- _Exercise prompt_
Your answer must consist of the records below, reproduced exactly, with every picture removed.

*-*-*

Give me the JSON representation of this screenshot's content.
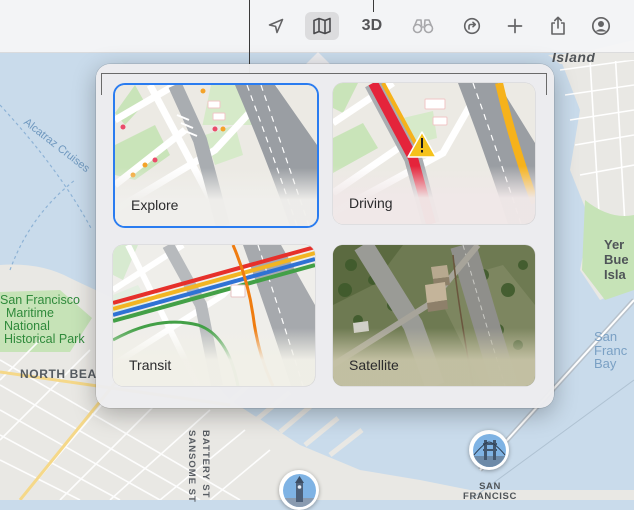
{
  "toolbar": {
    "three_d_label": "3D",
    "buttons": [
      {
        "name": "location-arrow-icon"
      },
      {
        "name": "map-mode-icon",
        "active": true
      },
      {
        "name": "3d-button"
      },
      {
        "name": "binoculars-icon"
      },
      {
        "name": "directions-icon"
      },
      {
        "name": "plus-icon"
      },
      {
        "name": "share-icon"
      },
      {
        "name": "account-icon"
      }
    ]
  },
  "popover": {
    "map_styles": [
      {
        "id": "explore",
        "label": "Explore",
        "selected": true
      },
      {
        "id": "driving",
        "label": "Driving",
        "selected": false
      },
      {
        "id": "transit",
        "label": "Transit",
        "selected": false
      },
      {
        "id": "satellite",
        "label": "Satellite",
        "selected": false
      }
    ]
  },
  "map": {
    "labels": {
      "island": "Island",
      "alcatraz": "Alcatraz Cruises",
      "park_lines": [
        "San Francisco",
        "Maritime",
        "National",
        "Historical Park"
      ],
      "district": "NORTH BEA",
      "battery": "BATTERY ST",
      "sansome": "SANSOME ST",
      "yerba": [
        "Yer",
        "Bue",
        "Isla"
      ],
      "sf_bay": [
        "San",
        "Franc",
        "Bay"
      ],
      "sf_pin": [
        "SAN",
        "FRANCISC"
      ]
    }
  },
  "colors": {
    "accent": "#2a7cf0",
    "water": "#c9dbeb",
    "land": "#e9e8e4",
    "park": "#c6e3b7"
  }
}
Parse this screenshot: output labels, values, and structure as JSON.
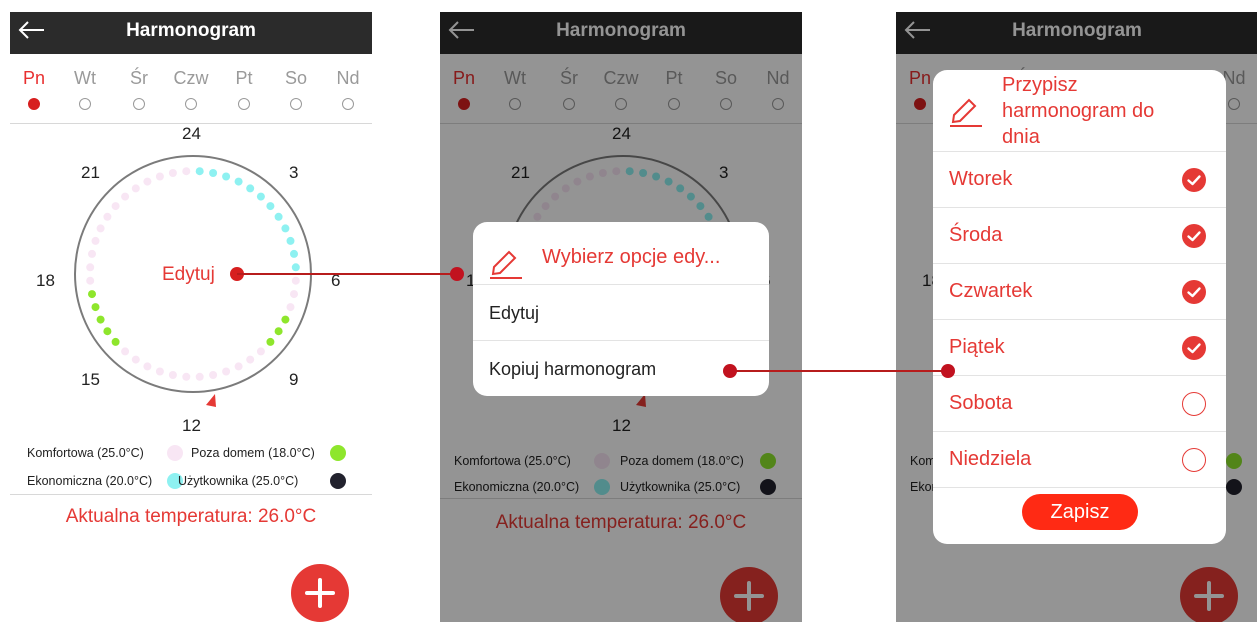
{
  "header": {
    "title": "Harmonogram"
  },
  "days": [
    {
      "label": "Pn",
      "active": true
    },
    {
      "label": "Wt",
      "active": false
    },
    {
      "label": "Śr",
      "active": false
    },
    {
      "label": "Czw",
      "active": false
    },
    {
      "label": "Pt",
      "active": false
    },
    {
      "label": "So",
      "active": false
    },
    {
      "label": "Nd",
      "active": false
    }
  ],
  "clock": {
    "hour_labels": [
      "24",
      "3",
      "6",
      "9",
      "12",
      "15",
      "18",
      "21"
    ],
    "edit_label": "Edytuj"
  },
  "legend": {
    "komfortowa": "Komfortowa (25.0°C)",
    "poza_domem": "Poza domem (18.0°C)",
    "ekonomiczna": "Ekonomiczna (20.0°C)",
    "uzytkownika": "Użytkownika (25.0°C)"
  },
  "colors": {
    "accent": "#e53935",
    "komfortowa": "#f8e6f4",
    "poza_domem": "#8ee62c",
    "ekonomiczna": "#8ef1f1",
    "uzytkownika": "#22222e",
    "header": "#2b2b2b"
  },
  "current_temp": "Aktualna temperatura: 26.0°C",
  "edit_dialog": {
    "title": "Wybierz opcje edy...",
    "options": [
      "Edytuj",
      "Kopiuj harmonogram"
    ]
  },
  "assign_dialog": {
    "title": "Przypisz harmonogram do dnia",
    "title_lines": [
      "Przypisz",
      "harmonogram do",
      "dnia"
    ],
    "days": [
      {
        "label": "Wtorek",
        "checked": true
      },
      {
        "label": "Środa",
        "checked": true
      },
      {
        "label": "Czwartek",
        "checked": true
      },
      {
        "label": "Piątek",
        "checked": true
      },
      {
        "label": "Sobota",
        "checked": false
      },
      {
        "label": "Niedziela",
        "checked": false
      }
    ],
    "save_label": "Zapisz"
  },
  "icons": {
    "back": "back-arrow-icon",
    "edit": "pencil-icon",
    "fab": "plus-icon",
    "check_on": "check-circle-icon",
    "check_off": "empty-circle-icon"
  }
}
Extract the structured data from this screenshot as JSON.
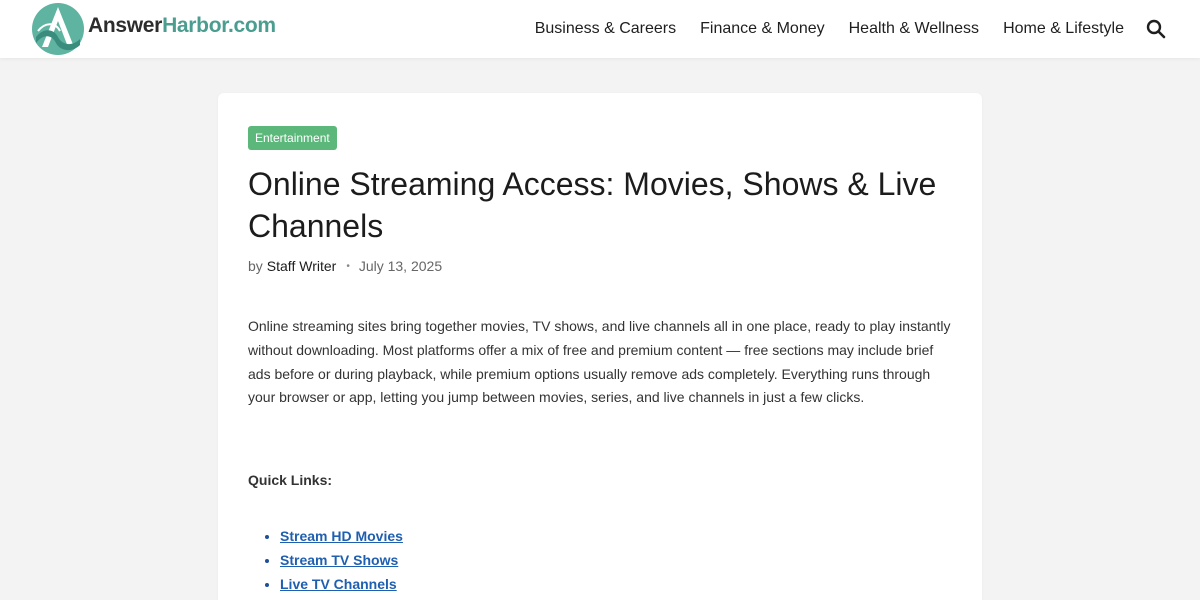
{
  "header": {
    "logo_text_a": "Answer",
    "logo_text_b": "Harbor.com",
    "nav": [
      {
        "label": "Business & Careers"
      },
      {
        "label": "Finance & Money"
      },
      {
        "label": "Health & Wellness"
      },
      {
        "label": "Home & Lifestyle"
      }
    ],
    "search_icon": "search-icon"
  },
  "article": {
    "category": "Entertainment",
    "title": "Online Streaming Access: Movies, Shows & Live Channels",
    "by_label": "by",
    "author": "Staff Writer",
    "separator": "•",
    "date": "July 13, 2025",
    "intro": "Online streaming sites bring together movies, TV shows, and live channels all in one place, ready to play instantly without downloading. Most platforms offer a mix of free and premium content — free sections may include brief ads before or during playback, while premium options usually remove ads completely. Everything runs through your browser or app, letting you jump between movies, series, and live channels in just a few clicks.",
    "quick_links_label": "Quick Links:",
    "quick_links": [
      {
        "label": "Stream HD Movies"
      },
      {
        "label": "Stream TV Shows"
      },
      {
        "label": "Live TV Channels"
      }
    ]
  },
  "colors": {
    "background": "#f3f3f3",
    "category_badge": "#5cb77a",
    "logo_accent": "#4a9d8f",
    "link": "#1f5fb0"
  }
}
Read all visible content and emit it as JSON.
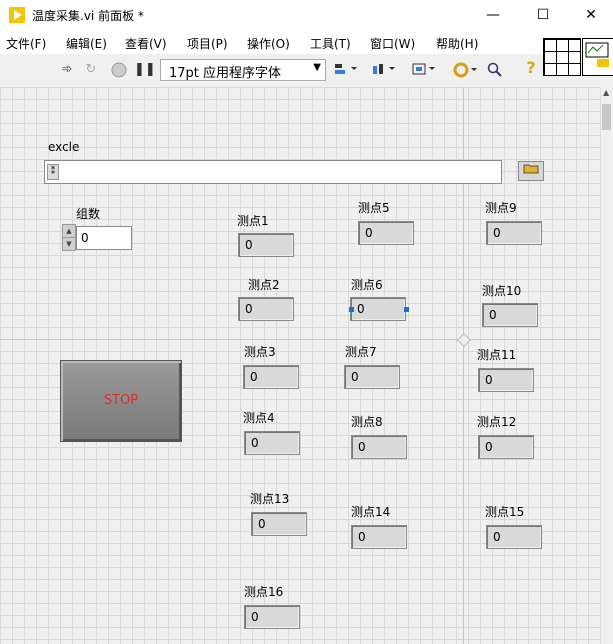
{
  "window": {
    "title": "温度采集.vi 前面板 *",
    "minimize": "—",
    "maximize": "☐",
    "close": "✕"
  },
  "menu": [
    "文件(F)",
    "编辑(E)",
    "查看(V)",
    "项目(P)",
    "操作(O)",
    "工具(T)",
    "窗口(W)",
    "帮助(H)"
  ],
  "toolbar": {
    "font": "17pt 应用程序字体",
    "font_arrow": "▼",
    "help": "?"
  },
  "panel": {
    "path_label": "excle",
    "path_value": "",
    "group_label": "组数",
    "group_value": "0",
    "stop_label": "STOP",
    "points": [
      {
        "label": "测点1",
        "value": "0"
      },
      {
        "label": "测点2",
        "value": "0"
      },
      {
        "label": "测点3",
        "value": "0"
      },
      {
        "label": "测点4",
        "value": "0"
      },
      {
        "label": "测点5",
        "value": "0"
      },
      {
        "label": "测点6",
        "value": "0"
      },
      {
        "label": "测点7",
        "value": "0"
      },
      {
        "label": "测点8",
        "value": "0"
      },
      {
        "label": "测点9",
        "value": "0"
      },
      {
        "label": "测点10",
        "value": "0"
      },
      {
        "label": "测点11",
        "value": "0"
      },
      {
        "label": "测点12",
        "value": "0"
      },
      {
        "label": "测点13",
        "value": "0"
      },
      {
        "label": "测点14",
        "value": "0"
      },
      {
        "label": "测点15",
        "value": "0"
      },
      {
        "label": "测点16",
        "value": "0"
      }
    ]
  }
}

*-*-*

- _Result below_
Give me the JSON representation of this screenshot's content.
{
  "toolbar": {
    "three_d_label": "3D",
    "buttons": [
      {
        "name": "location-arrow-icon"
      },
      {
        "name": "map-mode-icon",
        "active": true
      },
      {
        "name": "3d-button"
      },
      {
        "name": "binoculars-icon"
      },
      {
        "name": "directions-icon"
      },
      {
        "name": "plus-icon"
      },
      {
        "name": "share-icon"
      },
      {
        "name": "account-icon"
      }
    ]
  },
  "popover": {
    "map_styles": [
      {
        "id": "explore",
        "label": "Explore",
        "selected": true
      },
      {
        "id": "driving",
        "label": "Driving",
        "selected": false
      },
      {
        "id": "transit",
        "label": "Transit",
        "selected": false
      },
      {
        "id": "satellite",
        "label": "Satellite",
        "selected": false
      }
    ]
  },
  "map": {
    "labels": {
      "island": "Island",
      "alcatraz": "Alcatraz Cruises",
      "park_lines": [
        "San Francisco",
        "Maritime",
        "National",
        "Historical Park"
      ],
      "district": "NORTH BEA",
      "battery": "BATTERY ST",
      "sansome": "SANSOME ST",
      "yerba": [
        "Yer",
        "Bue",
        "Isla"
      ],
      "sf_bay": [
        "San",
        "Franc",
        "Bay"
      ],
      "sf_pin": [
        "SAN",
        "FRANCISC"
      ]
    }
  },
  "colors": {
    "accent": "#2a7cf0",
    "water": "#c9dbeb",
    "land": "#e9e8e4",
    "park": "#c6e3b7"
  }
}
Parse this screenshot: output labels, values, and structure as JSON.
{
  "header": {
    "title": "Harmonogram"
  },
  "days": [
    {
      "label": "Pn",
      "active": true
    },
    {
      "label": "Wt",
      "active": false
    },
    {
      "label": "Śr",
      "active": false
    },
    {
      "label": "Czw",
      "active": false
    },
    {
      "label": "Pt",
      "active": false
    },
    {
      "label": "So",
      "active": false
    },
    {
      "label": "Nd",
      "active": false
    }
  ],
  "clock": {
    "hour_labels": [
      "24",
      "3",
      "6",
      "9",
      "12",
      "15",
      "18",
      "21"
    ],
    "edit_label": "Edytuj"
  },
  "legend": {
    "komfortowa": "Komfortowa (25.0°C)",
    "poza_domem": "Poza domem (18.0°C)",
    "ekonomiczna": "Ekonomiczna (20.0°C)",
    "uzytkownika": "Użytkownika (25.0°C)"
  },
  "colors": {
    "accent": "#e53935",
    "komfortowa": "#f8e6f4",
    "poza_domem": "#8ee62c",
    "ekonomiczna": "#8ef1f1",
    "uzytkownika": "#22222e",
    "header": "#2b2b2b"
  },
  "current_temp": "Aktualna temperatura: 26.0°C",
  "edit_dialog": {
    "title": "Wybierz opcje edy...",
    "options": [
      "Edytuj",
      "Kopiuj harmonogram"
    ]
  },
  "assign_dialog": {
    "title": "Przypisz harmonogram do dnia",
    "title_lines": [
      "Przypisz",
      "harmonogram do",
      "dnia"
    ],
    "days": [
      {
        "label": "Wtorek",
        "checked": true
      },
      {
        "label": "Środa",
        "checked": true
      },
      {
        "label": "Czwartek",
        "checked": true
      },
      {
        "label": "Piątek",
        "checked": true
      },
      {
        "label": "Sobota",
        "checked": false
      },
      {
        "label": "Niedziela",
        "checked": false
      }
    ],
    "save_label": "Zapisz"
  },
  "icons": {
    "back": "back-arrow-icon",
    "edit": "pencil-icon",
    "fab": "plus-icon",
    "check_on": "check-circle-icon",
    "check_off": "empty-circle-icon"
  }
}
Extract the structured data from this screenshot as JSON.
{
  "header": {
    "logo_text_a": "Answer",
    "logo_text_b": "Harbor.com",
    "nav": [
      {
        "label": "Business & Careers"
      },
      {
        "label": "Finance & Money"
      },
      {
        "label": "Health & Wellness"
      },
      {
        "label": "Home & Lifestyle"
      }
    ],
    "search_icon": "search-icon"
  },
  "article": {
    "category": "Entertainment",
    "title": "Online Streaming Access: Movies, Shows & Live Channels",
    "by_label": "by",
    "author": "Staff Writer",
    "separator": "•",
    "date": "July 13, 2025",
    "intro": "Online streaming sites bring together movies, TV shows, and live channels all in one place, ready to play instantly without downloading. Most platforms offer a mix of free and premium content — free sections may include brief ads before or during playback, while premium options usually remove ads completely. Everything runs through your browser or app, letting you jump between movies, series, and live channels in just a few clicks.",
    "quick_links_label": "Quick Links:",
    "quick_links": [
      {
        "label": "Stream HD Movies"
      },
      {
        "label": "Stream TV Shows"
      },
      {
        "label": "Live TV Channels"
      }
    ]
  },
  "colors": {
    "background": "#f3f3f3",
    "category_badge": "#5cb77a",
    "logo_accent": "#4a9d8f",
    "link": "#1f5fb0"
  }
}
Read all visible content and emit it as JSON.
{
  "window": {
    "title": "温度采集.vi 前面板 *",
    "minimize": "—",
    "maximize": "☐",
    "close": "✕"
  },
  "menu": [
    "文件(F)",
    "编辑(E)",
    "查看(V)",
    "项目(P)",
    "操作(O)",
    "工具(T)",
    "窗口(W)",
    "帮助(H)"
  ],
  "toolbar": {
    "font": "17pt 应用程序字体",
    "font_arrow": "▼",
    "help": "?"
  },
  "panel": {
    "path_label": "excle",
    "path_value": "",
    "group_label": "组数",
    "group_value": "0",
    "stop_label": "STOP",
    "points": [
      {
        "label": "测点1",
        "value": "0"
      },
      {
        "label": "测点2",
        "value": "0"
      },
      {
        "label": "测点3",
        "value": "0"
      },
      {
        "label": "测点4",
        "value": "0"
      },
      {
        "label": "测点5",
        "value": "0"
      },
      {
        "label": "测点6",
        "value": "0"
      },
      {
        "label": "测点7",
        "value": "0"
      },
      {
        "label": "测点8",
        "value": "0"
      },
      {
        "label": "测点9",
        "value": "0"
      },
      {
        "label": "测点10",
        "value": "0"
      },
      {
        "label": "测点11",
        "value": "0"
      },
      {
        "label": "测点12",
        "value": "0"
      },
      {
        "label": "测点13",
        "value": "0"
      },
      {
        "label": "测点14",
        "value": "0"
      },
      {
        "label": "测点15",
        "value": "0"
      },
      {
        "label": "测点16",
        "value": "0"
      }
    ]
  }
}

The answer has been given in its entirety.